## WORK REQUEST
Nothing should be left out: output all of the entries exactly.

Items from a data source
|---|

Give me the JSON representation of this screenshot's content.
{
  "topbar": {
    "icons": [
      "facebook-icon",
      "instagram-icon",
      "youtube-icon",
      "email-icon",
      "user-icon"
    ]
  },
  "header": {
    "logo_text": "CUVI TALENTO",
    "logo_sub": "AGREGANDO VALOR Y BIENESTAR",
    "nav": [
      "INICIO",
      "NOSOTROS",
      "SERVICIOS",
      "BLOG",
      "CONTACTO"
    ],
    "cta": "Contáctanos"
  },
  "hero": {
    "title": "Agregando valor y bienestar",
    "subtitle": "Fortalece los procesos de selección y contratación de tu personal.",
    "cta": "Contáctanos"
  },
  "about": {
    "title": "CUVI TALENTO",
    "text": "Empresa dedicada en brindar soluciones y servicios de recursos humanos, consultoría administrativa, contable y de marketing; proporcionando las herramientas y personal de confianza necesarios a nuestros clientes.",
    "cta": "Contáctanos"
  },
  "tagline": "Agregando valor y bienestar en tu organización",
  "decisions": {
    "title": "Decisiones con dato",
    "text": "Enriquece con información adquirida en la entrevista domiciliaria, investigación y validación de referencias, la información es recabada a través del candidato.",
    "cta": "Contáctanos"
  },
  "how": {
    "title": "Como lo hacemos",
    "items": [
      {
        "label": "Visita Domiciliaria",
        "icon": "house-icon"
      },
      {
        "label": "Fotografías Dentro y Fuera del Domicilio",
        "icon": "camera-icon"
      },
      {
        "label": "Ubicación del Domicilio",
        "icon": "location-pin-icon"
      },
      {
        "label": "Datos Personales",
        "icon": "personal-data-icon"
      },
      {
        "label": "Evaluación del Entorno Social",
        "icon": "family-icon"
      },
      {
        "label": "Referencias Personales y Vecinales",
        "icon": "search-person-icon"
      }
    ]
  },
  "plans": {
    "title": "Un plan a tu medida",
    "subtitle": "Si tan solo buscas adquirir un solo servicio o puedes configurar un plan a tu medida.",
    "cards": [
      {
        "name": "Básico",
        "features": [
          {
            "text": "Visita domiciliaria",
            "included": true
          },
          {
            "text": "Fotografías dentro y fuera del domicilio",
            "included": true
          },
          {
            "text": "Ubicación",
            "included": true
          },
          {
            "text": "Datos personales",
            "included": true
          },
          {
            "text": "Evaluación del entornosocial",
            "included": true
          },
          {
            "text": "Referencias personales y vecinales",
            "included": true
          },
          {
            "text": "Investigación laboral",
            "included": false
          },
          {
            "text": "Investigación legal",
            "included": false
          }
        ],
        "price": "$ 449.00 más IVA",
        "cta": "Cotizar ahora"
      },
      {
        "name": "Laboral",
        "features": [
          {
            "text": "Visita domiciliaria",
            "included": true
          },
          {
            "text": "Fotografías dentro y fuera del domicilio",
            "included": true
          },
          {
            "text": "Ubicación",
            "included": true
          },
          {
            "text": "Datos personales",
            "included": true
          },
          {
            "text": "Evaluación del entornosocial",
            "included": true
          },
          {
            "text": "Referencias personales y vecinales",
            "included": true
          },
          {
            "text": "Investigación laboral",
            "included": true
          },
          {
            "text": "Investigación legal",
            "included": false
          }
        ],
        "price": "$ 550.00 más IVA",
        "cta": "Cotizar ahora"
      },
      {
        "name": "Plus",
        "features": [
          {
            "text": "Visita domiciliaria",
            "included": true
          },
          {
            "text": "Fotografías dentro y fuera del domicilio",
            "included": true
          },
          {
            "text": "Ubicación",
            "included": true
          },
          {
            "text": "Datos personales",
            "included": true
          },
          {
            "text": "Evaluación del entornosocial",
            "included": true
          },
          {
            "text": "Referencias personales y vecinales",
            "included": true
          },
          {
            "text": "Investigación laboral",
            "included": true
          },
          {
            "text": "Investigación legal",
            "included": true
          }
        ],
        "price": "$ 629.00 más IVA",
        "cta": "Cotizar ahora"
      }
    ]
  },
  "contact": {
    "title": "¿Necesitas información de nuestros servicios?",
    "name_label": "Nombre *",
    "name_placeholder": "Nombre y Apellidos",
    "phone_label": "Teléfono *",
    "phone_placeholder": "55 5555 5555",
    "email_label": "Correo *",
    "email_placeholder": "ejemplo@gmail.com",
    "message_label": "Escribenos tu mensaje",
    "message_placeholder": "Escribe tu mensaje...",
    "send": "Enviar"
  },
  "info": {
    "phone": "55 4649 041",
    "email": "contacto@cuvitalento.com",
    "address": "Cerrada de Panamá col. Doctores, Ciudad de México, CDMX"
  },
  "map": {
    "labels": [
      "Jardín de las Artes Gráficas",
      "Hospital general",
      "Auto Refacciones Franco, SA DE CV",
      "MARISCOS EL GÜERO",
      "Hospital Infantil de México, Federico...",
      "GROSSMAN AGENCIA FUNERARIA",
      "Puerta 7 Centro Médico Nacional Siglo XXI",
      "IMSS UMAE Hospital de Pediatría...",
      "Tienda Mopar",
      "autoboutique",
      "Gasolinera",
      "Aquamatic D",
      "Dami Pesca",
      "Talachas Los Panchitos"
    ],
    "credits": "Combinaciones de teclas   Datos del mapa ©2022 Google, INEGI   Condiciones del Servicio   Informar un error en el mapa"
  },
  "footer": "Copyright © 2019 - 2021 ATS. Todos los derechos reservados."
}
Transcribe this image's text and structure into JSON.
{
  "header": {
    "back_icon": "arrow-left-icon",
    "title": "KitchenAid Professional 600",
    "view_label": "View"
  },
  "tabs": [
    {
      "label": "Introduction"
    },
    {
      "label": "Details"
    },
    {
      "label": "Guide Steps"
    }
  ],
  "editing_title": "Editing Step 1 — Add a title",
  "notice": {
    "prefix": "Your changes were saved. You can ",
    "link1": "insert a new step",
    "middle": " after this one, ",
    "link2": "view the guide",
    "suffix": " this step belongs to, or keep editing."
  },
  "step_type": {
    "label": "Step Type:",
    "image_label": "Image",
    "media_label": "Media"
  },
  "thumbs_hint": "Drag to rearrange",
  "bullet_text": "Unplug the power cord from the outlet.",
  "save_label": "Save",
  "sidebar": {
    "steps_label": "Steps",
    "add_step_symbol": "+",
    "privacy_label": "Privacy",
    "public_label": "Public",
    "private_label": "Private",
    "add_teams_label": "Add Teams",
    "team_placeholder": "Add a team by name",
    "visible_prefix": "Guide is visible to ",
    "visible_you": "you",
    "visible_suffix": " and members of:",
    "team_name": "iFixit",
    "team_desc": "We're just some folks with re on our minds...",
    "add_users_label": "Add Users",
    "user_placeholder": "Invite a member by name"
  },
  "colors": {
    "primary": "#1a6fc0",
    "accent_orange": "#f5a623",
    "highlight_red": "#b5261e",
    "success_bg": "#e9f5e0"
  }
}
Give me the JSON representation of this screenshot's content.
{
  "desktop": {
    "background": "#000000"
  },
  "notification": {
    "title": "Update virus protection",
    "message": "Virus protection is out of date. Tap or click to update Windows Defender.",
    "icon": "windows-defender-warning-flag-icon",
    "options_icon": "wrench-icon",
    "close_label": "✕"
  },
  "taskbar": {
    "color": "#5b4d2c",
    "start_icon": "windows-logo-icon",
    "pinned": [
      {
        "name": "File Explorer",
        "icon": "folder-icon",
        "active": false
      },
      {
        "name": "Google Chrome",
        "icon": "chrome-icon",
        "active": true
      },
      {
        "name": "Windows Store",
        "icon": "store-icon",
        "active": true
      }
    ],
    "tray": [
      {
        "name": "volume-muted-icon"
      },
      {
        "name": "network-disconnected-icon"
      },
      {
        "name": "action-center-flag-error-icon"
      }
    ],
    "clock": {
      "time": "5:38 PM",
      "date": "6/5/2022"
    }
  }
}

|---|

## OUTPUT OF THE EXERCISE
Give me the JSON representation of this screenshot's content.
{
  "topbar": {
    "icons": [
      "facebook-icon",
      "instagram-icon",
      "youtube-icon",
      "email-icon",
      "user-icon"
    ]
  },
  "header": {
    "logo_text": "CUVI TALENTO",
    "logo_sub": "AGREGANDO VALOR Y BIENESTAR",
    "nav": [
      "INICIO",
      "NOSOTROS",
      "SERVICIOS",
      "BLOG",
      "CONTACTO"
    ],
    "cta": "Contáctanos"
  },
  "hero": {
    "title": "Agregando valor y bienestar",
    "subtitle": "Fortalece los procesos de selección y contratación de tu personal.",
    "cta": "Contáctanos"
  },
  "about": {
    "title": "CUVI TALENTO",
    "text": "Empresa dedicada en brindar soluciones y servicios de recursos humanos, consultoría administrativa, contable y de marketing; proporcionando las herramientas y personal de confianza necesarios a nuestros clientes.",
    "cta": "Contáctanos"
  },
  "tagline": "Agregando valor y bienestar en tu organización",
  "decisions": {
    "title": "Decisiones con dato",
    "text": "Enriquece con información adquirida en la entrevista domiciliaria, investigación y validación de referencias, la información es recabada a través del candidato.",
    "cta": "Contáctanos"
  },
  "how": {
    "title": "Como lo hacemos",
    "items": [
      {
        "label": "Visita Domiciliaria",
        "icon": "house-icon"
      },
      {
        "label": "Fotografías Dentro y Fuera del Domicilio",
        "icon": "camera-icon"
      },
      {
        "label": "Ubicación del Domicilio",
        "icon": "location-pin-icon"
      },
      {
        "label": "Datos Personales",
        "icon": "personal-data-icon"
      },
      {
        "label": "Evaluación del Entorno Social",
        "icon": "family-icon"
      },
      {
        "label": "Referencias Personales y Vecinales",
        "icon": "search-person-icon"
      }
    ]
  },
  "plans": {
    "title": "Un plan a tu medida",
    "subtitle": "Si tan solo buscas adquirir un solo servicio o puedes configurar un plan a tu medida.",
    "cards": [
      {
        "name": "Básico",
        "features": [
          {
            "text": "Visita domiciliaria",
            "included": true
          },
          {
            "text": "Fotografías dentro y fuera del domicilio",
            "included": true
          },
          {
            "text": "Ubicación",
            "included": true
          },
          {
            "text": "Datos personales",
            "included": true
          },
          {
            "text": "Evaluación del entornosocial",
            "included": true
          },
          {
            "text": "Referencias personales y vecinales",
            "included": true
          },
          {
            "text": "Investigación laboral",
            "included": false
          },
          {
            "text": "Investigación legal",
            "included": false
          }
        ],
        "price": "$ 449.00 más IVA",
        "cta": "Cotizar ahora"
      },
      {
        "name": "Laboral",
        "features": [
          {
            "text": "Visita domiciliaria",
            "included": true
          },
          {
            "text": "Fotografías dentro y fuera del domicilio",
            "included": true
          },
          {
            "text": "Ubicación",
            "included": true
          },
          {
            "text": "Datos personales",
            "included": true
          },
          {
            "text": "Evaluación del entornosocial",
            "included": true
          },
          {
            "text": "Referencias personales y vecinales",
            "included": true
          },
          {
            "text": "Investigación laboral",
            "included": true
          },
          {
            "text": "Investigación legal",
            "included": false
          }
        ],
        "price": "$ 550.00 más IVA",
        "cta": "Cotizar ahora"
      },
      {
        "name": "Plus",
        "features": [
          {
            "text": "Visita domiciliaria",
            "included": true
          },
          {
            "text": "Fotografías dentro y fuera del domicilio",
            "included": true
          },
          {
            "text": "Ubicación",
            "included": true
          },
          {
            "text": "Datos personales",
            "included": true
          },
          {
            "text": "Evaluación del entornosocial",
            "included": true
          },
          {
            "text": "Referencias personales y vecinales",
            "included": true
          },
          {
            "text": "Investigación laboral",
            "included": true
          },
          {
            "text": "Investigación legal",
            "included": true
          }
        ],
        "price": "$ 629.00 más IVA",
        "cta": "Cotizar ahora"
      }
    ]
  },
  "contact": {
    "title": "¿Necesitas información de nuestros servicios?",
    "name_label": "Nombre *",
    "name_placeholder": "Nombre y Apellidos",
    "phone_label": "Teléfono *",
    "phone_placeholder": "55 5555 5555",
    "email_label": "Correo *",
    "email_placeholder": "ejemplo@gmail.com",
    "message_label": "Escribenos tu mensaje",
    "message_placeholder": "Escribe tu mensaje...",
    "send": "Enviar"
  },
  "info": {
    "phone": "55 4649 041",
    "email": "contacto@cuvitalento.com",
    "address": "Cerrada de Panamá col. Doctores, Ciudad de México, CDMX"
  },
  "map": {
    "labels": [
      "Jardín de las Artes Gráficas",
      "Hospital general",
      "Auto Refacciones Franco, SA DE CV",
      "MARISCOS EL GÜERO",
      "Hospital Infantil de México, Federico...",
      "GROSSMAN AGENCIA FUNERARIA",
      "Puerta 7 Centro Médico Nacional Siglo XXI",
      "IMSS UMAE Hospital de Pediatría...",
      "Tienda Mopar",
      "autoboutique",
      "Gasolinera",
      "Aquamatic D",
      "Dami Pesca",
      "Talachas Los Panchitos"
    ],
    "credits": "Combinaciones de teclas   Datos del mapa ©2022 Google, INEGI   Condiciones del Servicio   Informar un error en el mapa"
  },
  "footer": "Copyright © 2019 - 2021 ATS. Todos los derechos reservados."
}
Transcribe this image's text and structure into JSON.
{
  "header": {
    "back_icon": "arrow-left-icon",
    "title": "KitchenAid Professional 600",
    "view_label": "View"
  },
  "tabs": [
    {
      "label": "Introduction"
    },
    {
      "label": "Details"
    },
    {
      "label": "Guide Steps"
    }
  ],
  "editing_title": "Editing Step 1 — Add a title",
  "notice": {
    "prefix": "Your changes were saved. You can ",
    "link1": "insert a new step",
    "middle": " after this one, ",
    "link2": "view the guide",
    "suffix": " this step belongs to, or keep editing."
  },
  "step_type": {
    "label": "Step Type:",
    "image_label": "Image",
    "media_label": "Media"
  },
  "thumbs_hint": "Drag to rearrange",
  "bullet_text": "Unplug the power cord from the outlet.",
  "save_label": "Save",
  "sidebar": {
    "steps_label": "Steps",
    "add_step_symbol": "+",
    "privacy_label": "Privacy",
    "public_label": "Public",
    "private_label": "Private",
    "add_teams_label": "Add Teams",
    "team_placeholder": "Add a team by name",
    "visible_prefix": "Guide is visible to ",
    "visible_you": "you",
    "visible_suffix": " and members of:",
    "team_name": "iFixit",
    "team_desc": "We're just some folks with re on our minds...",
    "add_users_label": "Add Users",
    "user_placeholder": "Invite a member by name"
  },
  "colors": {
    "primary": "#1a6fc0",
    "accent_orange": "#f5a623",
    "highlight_red": "#b5261e",
    "success_bg": "#e9f5e0"
  }
}
Give me the JSON representation of this screenshot's content.
{
  "desktop": {
    "background": "#000000"
  },
  "notification": {
    "title": "Update virus protection",
    "message": "Virus protection is out of date. Tap or click to update Windows Defender.",
    "icon": "windows-defender-warning-flag-icon",
    "options_icon": "wrench-icon",
    "close_label": "✕"
  },
  "taskbar": {
    "color": "#5b4d2c",
    "start_icon": "windows-logo-icon",
    "pinned": [
      {
        "name": "File Explorer",
        "icon": "folder-icon",
        "active": false
      },
      {
        "name": "Google Chrome",
        "icon": "chrome-icon",
        "active": true
      },
      {
        "name": "Windows Store",
        "icon": "store-icon",
        "active": true
      }
    ],
    "tray": [
      {
        "name": "volume-muted-icon"
      },
      {
        "name": "network-disconnected-icon"
      },
      {
        "name": "action-center-flag-error-icon"
      }
    ],
    "clock": {
      "time": "5:38 PM",
      "date": "6/5/2022"
    }
  }
}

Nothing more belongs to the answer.